» **WORK TO BE COMPLETED**:
Give the number of lines in the data below where the string "Nordhavn" occurs, and nothing else.

» **PROVIDED RECORDS**:
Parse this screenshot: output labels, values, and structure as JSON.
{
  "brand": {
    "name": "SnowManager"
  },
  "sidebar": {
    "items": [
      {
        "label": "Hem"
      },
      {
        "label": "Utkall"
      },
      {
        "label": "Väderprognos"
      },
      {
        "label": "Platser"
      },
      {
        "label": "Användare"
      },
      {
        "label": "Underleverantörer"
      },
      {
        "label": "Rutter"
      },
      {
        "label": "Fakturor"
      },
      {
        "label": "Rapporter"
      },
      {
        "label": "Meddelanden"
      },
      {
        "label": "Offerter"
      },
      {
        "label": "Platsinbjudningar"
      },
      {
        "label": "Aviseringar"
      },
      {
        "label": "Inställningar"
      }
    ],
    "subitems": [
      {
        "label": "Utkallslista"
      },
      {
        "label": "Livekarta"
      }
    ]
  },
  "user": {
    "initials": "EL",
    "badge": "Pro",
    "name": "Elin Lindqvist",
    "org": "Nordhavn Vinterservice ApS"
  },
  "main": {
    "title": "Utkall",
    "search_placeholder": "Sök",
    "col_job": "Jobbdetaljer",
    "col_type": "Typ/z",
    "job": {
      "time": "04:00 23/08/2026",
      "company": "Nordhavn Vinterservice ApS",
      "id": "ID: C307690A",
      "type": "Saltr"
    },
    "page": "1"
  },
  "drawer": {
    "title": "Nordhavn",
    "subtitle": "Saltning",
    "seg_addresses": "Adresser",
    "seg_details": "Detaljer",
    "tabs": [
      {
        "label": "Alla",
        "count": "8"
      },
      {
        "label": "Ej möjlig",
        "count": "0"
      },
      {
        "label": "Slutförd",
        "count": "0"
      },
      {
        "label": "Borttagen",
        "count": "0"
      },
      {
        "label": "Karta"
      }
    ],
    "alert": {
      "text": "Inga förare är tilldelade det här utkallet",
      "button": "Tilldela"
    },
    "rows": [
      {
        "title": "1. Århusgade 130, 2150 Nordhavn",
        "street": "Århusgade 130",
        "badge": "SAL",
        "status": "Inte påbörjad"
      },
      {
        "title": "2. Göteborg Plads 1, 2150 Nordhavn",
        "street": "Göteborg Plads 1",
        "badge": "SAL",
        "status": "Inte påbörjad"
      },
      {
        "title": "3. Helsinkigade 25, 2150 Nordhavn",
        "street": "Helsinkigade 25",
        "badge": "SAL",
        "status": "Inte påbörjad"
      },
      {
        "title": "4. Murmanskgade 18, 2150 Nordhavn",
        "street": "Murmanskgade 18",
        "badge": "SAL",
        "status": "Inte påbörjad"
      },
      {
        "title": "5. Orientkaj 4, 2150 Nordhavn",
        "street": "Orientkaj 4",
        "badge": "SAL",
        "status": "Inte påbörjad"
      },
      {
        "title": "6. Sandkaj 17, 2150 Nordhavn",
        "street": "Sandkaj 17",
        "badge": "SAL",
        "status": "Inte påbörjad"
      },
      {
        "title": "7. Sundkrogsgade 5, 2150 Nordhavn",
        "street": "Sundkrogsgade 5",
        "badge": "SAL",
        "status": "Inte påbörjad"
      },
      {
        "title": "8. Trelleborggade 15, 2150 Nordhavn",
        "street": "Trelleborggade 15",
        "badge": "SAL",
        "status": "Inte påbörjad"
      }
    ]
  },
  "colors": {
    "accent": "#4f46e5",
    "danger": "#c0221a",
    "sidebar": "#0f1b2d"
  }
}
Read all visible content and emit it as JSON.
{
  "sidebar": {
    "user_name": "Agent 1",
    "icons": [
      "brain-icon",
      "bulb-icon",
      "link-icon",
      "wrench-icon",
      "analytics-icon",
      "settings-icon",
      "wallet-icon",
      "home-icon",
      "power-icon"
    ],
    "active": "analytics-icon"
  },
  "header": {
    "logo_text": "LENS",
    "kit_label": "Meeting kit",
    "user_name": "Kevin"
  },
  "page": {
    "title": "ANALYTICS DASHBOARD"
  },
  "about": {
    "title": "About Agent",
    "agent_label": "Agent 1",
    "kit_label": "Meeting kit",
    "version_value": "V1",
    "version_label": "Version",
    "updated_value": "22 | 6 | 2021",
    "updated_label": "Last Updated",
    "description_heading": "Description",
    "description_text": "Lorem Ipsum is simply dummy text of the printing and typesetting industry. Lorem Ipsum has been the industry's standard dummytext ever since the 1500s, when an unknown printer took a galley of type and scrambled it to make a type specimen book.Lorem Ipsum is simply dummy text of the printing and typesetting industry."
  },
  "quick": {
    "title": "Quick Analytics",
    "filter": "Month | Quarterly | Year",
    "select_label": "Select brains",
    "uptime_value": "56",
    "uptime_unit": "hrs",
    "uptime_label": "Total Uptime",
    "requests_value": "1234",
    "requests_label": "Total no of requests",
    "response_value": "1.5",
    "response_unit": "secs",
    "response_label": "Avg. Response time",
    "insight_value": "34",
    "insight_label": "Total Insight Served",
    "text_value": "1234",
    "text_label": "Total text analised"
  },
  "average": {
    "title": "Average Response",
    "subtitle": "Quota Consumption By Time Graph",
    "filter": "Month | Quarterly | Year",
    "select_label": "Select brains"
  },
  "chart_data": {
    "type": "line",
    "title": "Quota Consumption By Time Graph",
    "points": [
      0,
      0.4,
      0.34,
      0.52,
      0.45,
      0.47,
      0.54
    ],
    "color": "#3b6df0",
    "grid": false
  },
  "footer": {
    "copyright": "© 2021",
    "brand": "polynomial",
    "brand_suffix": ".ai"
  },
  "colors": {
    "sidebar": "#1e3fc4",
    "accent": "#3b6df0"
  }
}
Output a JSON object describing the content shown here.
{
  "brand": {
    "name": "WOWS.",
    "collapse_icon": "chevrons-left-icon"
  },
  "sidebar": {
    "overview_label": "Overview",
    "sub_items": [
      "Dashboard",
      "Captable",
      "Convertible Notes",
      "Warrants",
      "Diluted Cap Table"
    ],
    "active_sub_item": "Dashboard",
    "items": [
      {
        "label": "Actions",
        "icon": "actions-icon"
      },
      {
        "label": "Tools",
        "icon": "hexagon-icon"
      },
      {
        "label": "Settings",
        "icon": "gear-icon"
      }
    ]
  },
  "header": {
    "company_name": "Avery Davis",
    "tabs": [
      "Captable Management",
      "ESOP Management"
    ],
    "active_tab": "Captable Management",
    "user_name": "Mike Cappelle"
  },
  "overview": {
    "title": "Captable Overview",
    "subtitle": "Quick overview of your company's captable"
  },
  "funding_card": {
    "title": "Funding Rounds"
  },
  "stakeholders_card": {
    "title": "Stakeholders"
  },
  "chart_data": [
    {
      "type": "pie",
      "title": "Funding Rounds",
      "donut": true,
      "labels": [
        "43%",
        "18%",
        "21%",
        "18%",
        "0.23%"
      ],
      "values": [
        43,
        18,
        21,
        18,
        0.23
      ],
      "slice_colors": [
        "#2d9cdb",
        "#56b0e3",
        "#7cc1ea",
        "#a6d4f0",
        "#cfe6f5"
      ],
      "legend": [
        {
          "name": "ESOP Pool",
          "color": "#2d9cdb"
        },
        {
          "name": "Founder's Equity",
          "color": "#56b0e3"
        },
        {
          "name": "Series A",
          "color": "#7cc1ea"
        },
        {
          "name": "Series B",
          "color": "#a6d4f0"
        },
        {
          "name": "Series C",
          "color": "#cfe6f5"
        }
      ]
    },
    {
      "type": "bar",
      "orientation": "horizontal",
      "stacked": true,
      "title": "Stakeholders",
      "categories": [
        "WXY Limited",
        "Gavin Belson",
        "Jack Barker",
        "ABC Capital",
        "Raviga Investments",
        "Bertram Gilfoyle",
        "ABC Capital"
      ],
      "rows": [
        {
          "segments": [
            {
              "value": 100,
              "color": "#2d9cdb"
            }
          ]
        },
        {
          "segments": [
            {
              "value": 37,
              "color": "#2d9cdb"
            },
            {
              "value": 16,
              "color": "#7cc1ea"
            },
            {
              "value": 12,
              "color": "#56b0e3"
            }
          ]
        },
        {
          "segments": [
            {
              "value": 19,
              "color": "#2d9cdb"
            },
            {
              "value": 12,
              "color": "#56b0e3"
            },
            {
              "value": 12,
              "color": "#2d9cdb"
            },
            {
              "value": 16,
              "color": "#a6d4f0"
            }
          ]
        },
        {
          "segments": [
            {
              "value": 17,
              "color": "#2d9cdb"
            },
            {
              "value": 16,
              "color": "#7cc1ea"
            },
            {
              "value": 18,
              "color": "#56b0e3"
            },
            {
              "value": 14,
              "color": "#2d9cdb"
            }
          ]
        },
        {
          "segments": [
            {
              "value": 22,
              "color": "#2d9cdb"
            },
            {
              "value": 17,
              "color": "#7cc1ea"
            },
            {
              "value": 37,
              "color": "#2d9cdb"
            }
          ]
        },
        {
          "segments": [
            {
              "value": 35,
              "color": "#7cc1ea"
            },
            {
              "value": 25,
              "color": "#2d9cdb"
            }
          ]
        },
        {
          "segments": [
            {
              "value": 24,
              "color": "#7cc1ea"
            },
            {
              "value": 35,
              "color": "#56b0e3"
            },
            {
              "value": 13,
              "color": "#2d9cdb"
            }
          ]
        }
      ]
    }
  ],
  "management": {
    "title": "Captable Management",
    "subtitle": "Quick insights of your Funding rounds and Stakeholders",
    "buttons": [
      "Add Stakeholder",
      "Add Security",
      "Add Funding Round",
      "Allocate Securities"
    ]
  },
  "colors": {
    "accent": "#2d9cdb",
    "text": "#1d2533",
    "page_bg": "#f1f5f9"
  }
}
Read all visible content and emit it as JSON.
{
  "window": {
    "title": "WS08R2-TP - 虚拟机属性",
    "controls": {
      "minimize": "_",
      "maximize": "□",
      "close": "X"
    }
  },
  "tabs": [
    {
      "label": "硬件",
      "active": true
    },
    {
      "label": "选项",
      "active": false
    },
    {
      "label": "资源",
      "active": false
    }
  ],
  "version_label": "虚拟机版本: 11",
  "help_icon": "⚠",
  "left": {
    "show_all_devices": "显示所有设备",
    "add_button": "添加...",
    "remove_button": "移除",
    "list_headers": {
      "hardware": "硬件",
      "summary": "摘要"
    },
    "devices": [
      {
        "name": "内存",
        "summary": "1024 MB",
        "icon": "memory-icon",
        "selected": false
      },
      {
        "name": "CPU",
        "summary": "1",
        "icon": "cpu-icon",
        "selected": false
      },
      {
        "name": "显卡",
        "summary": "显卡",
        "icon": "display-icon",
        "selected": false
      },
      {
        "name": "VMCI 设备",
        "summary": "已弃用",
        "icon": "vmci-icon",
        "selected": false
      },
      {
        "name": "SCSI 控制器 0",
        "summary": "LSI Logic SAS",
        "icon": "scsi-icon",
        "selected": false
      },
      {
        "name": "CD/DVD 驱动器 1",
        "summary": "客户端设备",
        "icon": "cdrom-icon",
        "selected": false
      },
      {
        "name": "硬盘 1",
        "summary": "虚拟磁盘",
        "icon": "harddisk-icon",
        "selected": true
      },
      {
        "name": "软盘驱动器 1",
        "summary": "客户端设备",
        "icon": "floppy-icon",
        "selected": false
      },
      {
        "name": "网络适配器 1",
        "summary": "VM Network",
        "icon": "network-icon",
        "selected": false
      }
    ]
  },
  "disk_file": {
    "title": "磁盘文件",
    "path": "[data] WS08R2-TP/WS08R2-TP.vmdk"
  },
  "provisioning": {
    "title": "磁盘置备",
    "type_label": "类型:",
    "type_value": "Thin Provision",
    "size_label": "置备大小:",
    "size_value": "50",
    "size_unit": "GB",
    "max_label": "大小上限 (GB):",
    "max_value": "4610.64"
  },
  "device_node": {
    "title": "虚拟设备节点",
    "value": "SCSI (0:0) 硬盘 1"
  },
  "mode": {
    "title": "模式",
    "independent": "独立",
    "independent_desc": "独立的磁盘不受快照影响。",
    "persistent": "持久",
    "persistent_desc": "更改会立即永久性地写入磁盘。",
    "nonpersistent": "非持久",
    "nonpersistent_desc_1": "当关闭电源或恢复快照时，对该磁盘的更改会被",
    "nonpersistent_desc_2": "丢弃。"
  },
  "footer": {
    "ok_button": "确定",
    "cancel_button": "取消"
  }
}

» **WRITTEN REPLY**:
11